# Given information
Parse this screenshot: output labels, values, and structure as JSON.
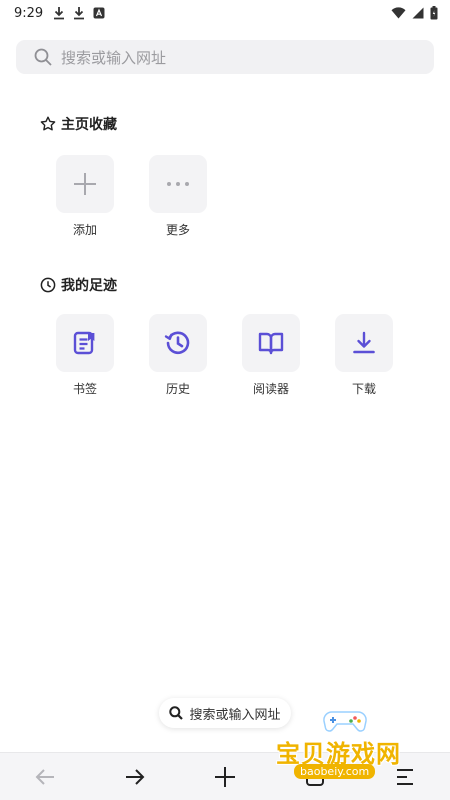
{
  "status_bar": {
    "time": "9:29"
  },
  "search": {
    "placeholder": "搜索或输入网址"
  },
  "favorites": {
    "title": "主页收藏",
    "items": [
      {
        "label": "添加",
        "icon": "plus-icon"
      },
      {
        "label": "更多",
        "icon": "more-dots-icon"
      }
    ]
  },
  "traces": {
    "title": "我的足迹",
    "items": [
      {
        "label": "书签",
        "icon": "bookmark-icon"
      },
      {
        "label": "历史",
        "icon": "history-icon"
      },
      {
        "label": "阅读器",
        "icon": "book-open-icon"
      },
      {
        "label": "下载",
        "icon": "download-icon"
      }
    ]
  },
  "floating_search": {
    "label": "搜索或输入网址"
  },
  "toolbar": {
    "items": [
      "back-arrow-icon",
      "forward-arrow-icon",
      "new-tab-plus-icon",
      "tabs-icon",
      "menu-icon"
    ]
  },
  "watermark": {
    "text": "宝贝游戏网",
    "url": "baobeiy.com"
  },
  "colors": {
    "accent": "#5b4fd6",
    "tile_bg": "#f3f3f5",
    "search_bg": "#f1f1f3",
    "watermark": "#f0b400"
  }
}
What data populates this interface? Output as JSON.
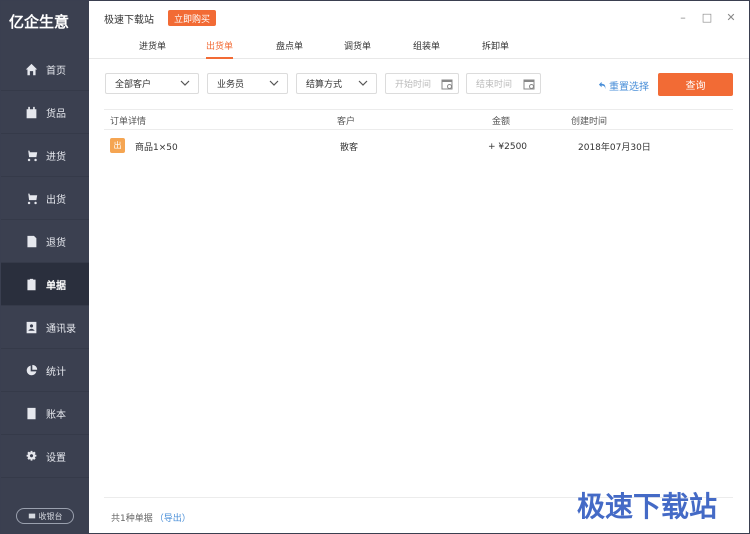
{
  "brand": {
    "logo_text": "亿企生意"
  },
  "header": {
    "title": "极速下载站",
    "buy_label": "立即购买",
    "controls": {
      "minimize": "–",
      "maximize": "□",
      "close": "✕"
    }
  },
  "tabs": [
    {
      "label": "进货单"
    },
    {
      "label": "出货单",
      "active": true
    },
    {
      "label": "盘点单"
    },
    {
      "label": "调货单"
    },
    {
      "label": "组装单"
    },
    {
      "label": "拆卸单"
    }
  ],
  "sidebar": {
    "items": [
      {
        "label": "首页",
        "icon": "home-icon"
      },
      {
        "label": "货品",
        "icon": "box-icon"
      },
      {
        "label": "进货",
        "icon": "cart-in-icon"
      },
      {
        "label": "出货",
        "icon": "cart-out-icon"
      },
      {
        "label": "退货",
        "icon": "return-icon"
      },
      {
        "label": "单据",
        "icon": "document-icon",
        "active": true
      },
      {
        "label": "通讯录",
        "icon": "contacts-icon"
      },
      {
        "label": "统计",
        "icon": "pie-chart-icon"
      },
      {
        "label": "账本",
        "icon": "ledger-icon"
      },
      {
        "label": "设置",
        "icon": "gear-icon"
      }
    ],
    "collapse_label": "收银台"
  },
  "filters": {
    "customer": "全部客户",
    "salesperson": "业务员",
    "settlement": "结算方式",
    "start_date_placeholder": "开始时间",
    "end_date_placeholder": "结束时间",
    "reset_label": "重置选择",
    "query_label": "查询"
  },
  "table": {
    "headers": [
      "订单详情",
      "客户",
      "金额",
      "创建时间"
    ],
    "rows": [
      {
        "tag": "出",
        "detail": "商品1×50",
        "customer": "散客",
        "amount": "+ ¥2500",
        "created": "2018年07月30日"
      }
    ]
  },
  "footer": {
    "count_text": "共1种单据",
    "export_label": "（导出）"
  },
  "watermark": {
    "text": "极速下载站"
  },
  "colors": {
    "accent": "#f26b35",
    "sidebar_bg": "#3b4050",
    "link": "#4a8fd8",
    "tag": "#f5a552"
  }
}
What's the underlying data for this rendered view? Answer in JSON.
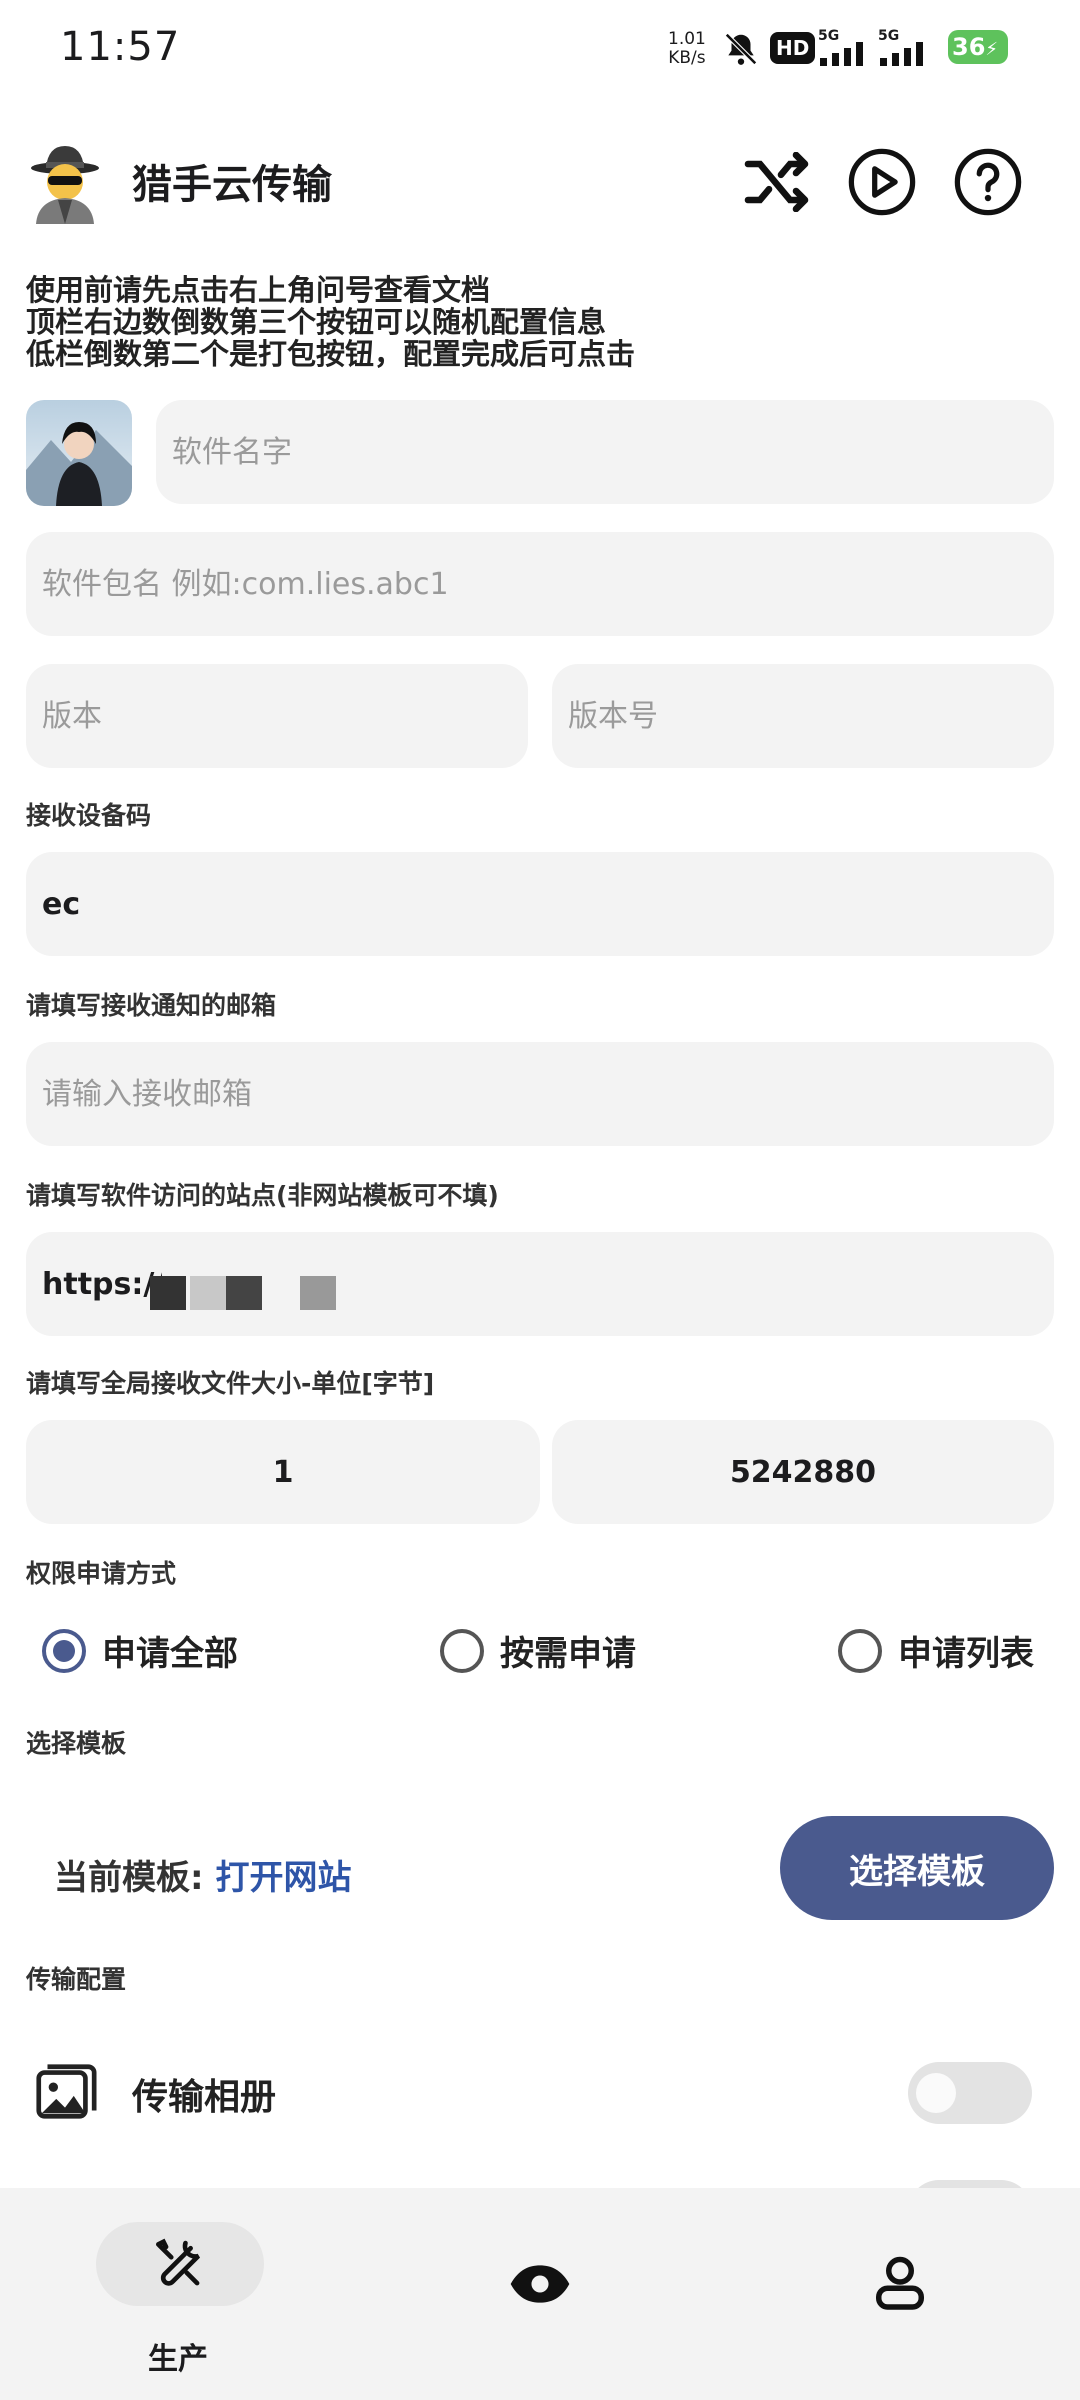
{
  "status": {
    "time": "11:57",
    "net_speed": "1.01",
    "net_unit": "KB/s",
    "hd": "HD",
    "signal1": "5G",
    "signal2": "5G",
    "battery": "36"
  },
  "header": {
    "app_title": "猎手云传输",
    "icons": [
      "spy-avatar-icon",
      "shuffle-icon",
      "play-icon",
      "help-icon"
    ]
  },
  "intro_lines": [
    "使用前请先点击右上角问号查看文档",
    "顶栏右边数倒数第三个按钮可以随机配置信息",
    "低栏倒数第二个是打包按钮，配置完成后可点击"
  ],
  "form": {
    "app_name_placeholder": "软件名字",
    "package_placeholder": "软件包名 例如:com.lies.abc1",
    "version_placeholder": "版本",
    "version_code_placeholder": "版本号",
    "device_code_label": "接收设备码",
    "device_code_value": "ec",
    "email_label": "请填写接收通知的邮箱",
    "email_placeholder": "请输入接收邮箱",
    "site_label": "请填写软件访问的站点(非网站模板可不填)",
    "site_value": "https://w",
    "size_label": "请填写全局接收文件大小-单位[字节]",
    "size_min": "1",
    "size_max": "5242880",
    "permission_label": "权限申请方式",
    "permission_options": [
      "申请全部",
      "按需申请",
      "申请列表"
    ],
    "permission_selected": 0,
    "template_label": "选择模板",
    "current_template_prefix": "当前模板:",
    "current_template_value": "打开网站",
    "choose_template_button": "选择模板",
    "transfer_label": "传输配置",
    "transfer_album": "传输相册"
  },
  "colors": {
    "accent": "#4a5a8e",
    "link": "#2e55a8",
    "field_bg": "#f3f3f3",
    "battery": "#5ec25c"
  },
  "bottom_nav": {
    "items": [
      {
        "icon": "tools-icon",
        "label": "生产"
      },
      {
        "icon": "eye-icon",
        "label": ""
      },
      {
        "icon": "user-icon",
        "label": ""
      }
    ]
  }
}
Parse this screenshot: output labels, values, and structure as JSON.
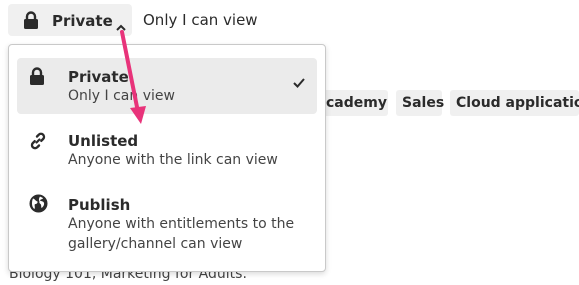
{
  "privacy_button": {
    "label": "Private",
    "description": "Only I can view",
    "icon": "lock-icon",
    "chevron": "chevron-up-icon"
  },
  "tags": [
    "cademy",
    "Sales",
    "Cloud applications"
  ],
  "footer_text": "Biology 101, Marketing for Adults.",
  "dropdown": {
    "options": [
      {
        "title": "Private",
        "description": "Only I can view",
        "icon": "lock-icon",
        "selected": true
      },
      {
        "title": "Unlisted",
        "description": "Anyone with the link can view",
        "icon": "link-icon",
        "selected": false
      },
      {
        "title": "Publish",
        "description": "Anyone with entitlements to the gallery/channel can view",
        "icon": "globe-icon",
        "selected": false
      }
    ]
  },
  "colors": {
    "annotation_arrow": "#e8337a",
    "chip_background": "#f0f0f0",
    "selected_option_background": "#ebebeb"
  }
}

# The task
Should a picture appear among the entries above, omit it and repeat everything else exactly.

# Solved problem
Parse this screenshot: output labels, values, and structure as JSON.
{
  "status_bar": {
    "time": "9:29"
  },
  "search": {
    "placeholder": "搜索或输入网址"
  },
  "favorites": {
    "title": "主页收藏",
    "items": [
      {
        "label": "添加",
        "icon": "plus-icon"
      },
      {
        "label": "更多",
        "icon": "more-dots-icon"
      }
    ]
  },
  "traces": {
    "title": "我的足迹",
    "items": [
      {
        "label": "书签",
        "icon": "bookmark-icon"
      },
      {
        "label": "历史",
        "icon": "history-icon"
      },
      {
        "label": "阅读器",
        "icon": "book-open-icon"
      },
      {
        "label": "下载",
        "icon": "download-icon"
      }
    ]
  },
  "floating_search": {
    "label": "搜索或输入网址"
  },
  "toolbar": {
    "items": [
      "back-arrow-icon",
      "forward-arrow-icon",
      "new-tab-plus-icon",
      "tabs-icon",
      "menu-icon"
    ]
  },
  "watermark": {
    "text": "宝贝游戏网",
    "url": "baobeiy.com"
  },
  "colors": {
    "accent": "#5b4fd6",
    "tile_bg": "#f3f3f5",
    "search_bg": "#f1f1f3",
    "watermark": "#f0b400"
  }
}
What data populates this interface? Output as JSON.
{
  "brand": {
    "logo_text": "亿企生意"
  },
  "header": {
    "title": "极速下载站",
    "buy_label": "立即购买",
    "controls": {
      "minimize": "–",
      "maximize": "□",
      "close": "✕"
    }
  },
  "tabs": [
    {
      "label": "进货单"
    },
    {
      "label": "出货单",
      "active": true
    },
    {
      "label": "盘点单"
    },
    {
      "label": "调货单"
    },
    {
      "label": "组装单"
    },
    {
      "label": "拆卸单"
    }
  ],
  "sidebar": {
    "items": [
      {
        "label": "首页",
        "icon": "home-icon"
      },
      {
        "label": "货品",
        "icon": "box-icon"
      },
      {
        "label": "进货",
        "icon": "cart-in-icon"
      },
      {
        "label": "出货",
        "icon": "cart-out-icon"
      },
      {
        "label": "退货",
        "icon": "return-icon"
      },
      {
        "label": "单据",
        "icon": "document-icon",
        "active": true
      },
      {
        "label": "通讯录",
        "icon": "contacts-icon"
      },
      {
        "label": "统计",
        "icon": "pie-chart-icon"
      },
      {
        "label": "账本",
        "icon": "ledger-icon"
      },
      {
        "label": "设置",
        "icon": "gear-icon"
      }
    ],
    "collapse_label": "收银台"
  },
  "filters": {
    "customer": "全部客户",
    "salesperson": "业务员",
    "settlement": "结算方式",
    "start_date_placeholder": "开始时间",
    "end_date_placeholder": "结束时间",
    "reset_label": "重置选择",
    "query_label": "查询"
  },
  "table": {
    "headers": [
      "订单详情",
      "客户",
      "金额",
      "创建时间"
    ],
    "rows": [
      {
        "tag": "出",
        "detail": "商品1×50",
        "customer": "散客",
        "amount": "+ ¥2500",
        "created": "2018年07月30日"
      }
    ]
  },
  "footer": {
    "count_text": "共1种单据",
    "export_label": "（导出）"
  },
  "watermark": {
    "text": "极速下载站"
  },
  "colors": {
    "accent": "#f26b35",
    "sidebar_bg": "#3b4050",
    "link": "#4a8fd8",
    "tag": "#f5a552"
  }
}
What's the underlying data for this rendered view? Answer in JSON.
{
  "status": {
    "time": "11:57",
    "net_speed": "1.01",
    "net_unit": "KB/s",
    "hd": "HD",
    "signal1": "5G",
    "signal2": "5G",
    "battery": "36"
  },
  "header": {
    "app_title": "猎手云传输",
    "icons": [
      "spy-avatar-icon",
      "shuffle-icon",
      "play-icon",
      "help-icon"
    ]
  },
  "intro_lines": [
    "使用前请先点击右上角问号查看文档",
    "顶栏右边数倒数第三个按钮可以随机配置信息",
    "低栏倒数第二个是打包按钮，配置完成后可点击"
  ],
  "form": {
    "app_name_placeholder": "软件名字",
    "package_placeholder": "软件包名 例如:com.lies.abc1",
    "version_placeholder": "版本",
    "version_code_placeholder": "版本号",
    "device_code_label": "接收设备码",
    "device_code_value": "ec",
    "email_label": "请填写接收通知的邮箱",
    "email_placeholder": "请输入接收邮箱",
    "site_label": "请填写软件访问的站点(非网站模板可不填)",
    "site_value": "https://w",
    "size_label": "请填写全局接收文件大小-单位[字节]",
    "size_min": "1",
    "size_max": "5242880",
    "permission_label": "权限申请方式",
    "permission_options": [
      "申请全部",
      "按需申请",
      "申请列表"
    ],
    "permission_selected": 0,
    "template_label": "选择模板",
    "current_template_prefix": "当前模板:",
    "current_template_value": "打开网站",
    "choose_template_button": "选择模板",
    "transfer_label": "传输配置",
    "transfer_album": "传输相册"
  },
  "colors": {
    "accent": "#4a5a8e",
    "link": "#2e55a8",
    "field_bg": "#f3f3f3",
    "battery": "#5ec25c"
  },
  "bottom_nav": {
    "items": [
      {
        "icon": "tools-icon",
        "label": "生产"
      },
      {
        "icon": "eye-icon",
        "label": ""
      },
      {
        "icon": "user-icon",
        "label": ""
      }
    ]
  }
}
Parse this screenshot: output labels, values, and structure as JSON.
{
  "privacy_button": {
    "label": "Private",
    "description": "Only I can view",
    "icon": "lock-icon",
    "chevron": "chevron-up-icon"
  },
  "tags": [
    "cademy",
    "Sales",
    "Cloud applications"
  ],
  "footer_text": "Biology 101, Marketing for Adults.",
  "dropdown": {
    "options": [
      {
        "title": "Private",
        "description": "Only I can view",
        "icon": "lock-icon",
        "selected": true
      },
      {
        "title": "Unlisted",
        "description": "Anyone with the link can view",
        "icon": "link-icon",
        "selected": false
      },
      {
        "title": "Publish",
        "description": "Anyone with entitlements to the gallery/channel can view",
        "icon": "globe-icon",
        "selected": false
      }
    ]
  },
  "colors": {
    "annotation_arrow": "#e8337a",
    "chip_background": "#f0f0f0",
    "selected_option_background": "#ebebeb"
  }
}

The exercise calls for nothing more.